"I now have a lot more time to study"

Habitat for Humanity works in 70 countries around the world. One of these countries is Ethiopia, where access to safe drinking water and sanitation facilities for the 94 million population is a priority.

Atsede Chalachew´s, 15, life has changed dramatically thanks to Habitat for Humanity. Astede lives with her parents and two siblings in Bakel Village in Finote Selam, western Ethiopia. Like the other women in her village, she used to spend up to four hours a day fetching water. Now, it’s just minutes away from her home and she says she has “a lot more time to study.”

Water in Ethiopia

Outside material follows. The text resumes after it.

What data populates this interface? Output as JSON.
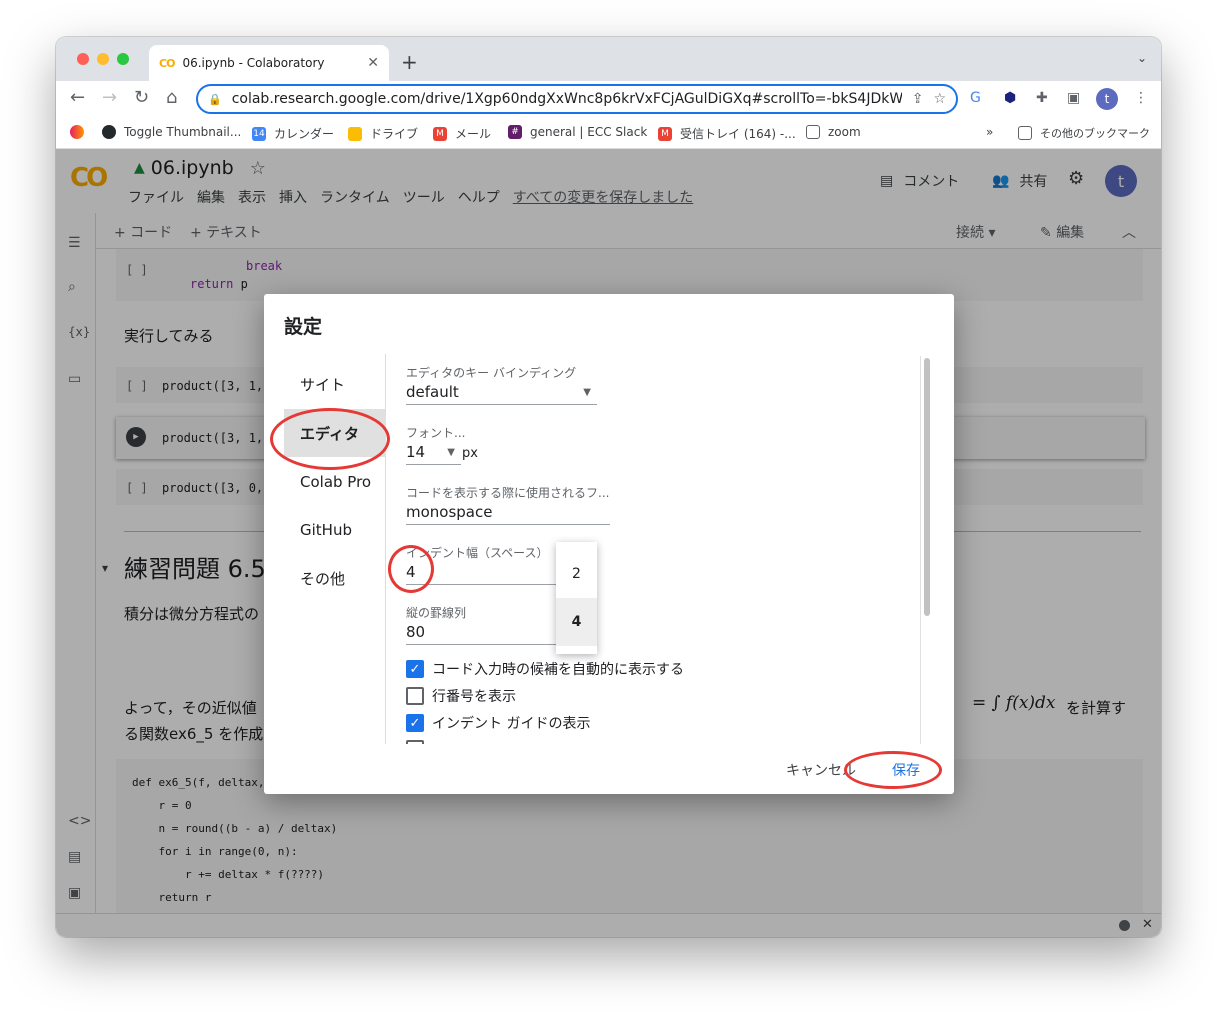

Finote Selam, in the Amhara region of western Ethiopia, doesn’t have enough potable water with only 66% of the total need being met. In fact, only 27% of the Ethiopian population have access to safe drinking water, and a mere 10% have access to sanitation facilities. As a result, illness and diseases caused by poor sanitation and contaminated water supplies are common.

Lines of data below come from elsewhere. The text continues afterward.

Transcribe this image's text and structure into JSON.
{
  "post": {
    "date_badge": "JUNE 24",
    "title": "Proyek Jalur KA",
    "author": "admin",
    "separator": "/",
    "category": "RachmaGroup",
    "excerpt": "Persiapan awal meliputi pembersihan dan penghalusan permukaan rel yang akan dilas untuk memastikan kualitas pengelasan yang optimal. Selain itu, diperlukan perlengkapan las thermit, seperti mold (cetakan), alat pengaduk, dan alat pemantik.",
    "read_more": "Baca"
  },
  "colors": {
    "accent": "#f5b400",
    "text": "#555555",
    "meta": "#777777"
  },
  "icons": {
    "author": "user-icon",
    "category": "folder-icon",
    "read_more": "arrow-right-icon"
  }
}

That all changed in Finote Selam in early February with the inauguration of a water reservoir project with eight communal water points.  Working in partnership, Habitat for Humanity Ethiopia, BERA, Habitat for Humanity Germany, and Wilo have changed Atsede’s and the community’s lives forever.

BERA financed the supply of pipes and fittings, development of four springs, pipe installation work and communal connections and public taps. Wilo, one of the biggest pump producers in Europe, offered its assessment and installation services pro bono.

The reservoir project serves the entire town with clean, safe water. More than 400 families (that’s 2,785 people) now have increased access to water. A further 300families are expected to have access within a year.

The availability of potable water will also reduce water-born diseases like cholera and bilharzia. “I have drunk river water all my life,” said 76-year-old Getinet Desta, who lives in nearby Shebekuuma village. “We had to go to a health center to be cured from these water-born diseases and incur unnecessary cost.”

Water committees and water department personnel have been trained to operate and maintain the system, which is key to the project’s on-going success. In addition, Habitat for Humanity, together with BERA, will also provide training to improve hygiene practices throughout the community.

Habitat isn’t about building a structure but building a healthy home,” said Habitat for Humanity Ethiopia´s National Director Desiree Bartosiak. “That is why access to water is so very important and why we embarked on this project. Our Water, Sanitation, Hygiene (WASH) program has served more than 5,000 families to date across Ethiopia and we hope to increase this number exponentially in the future.”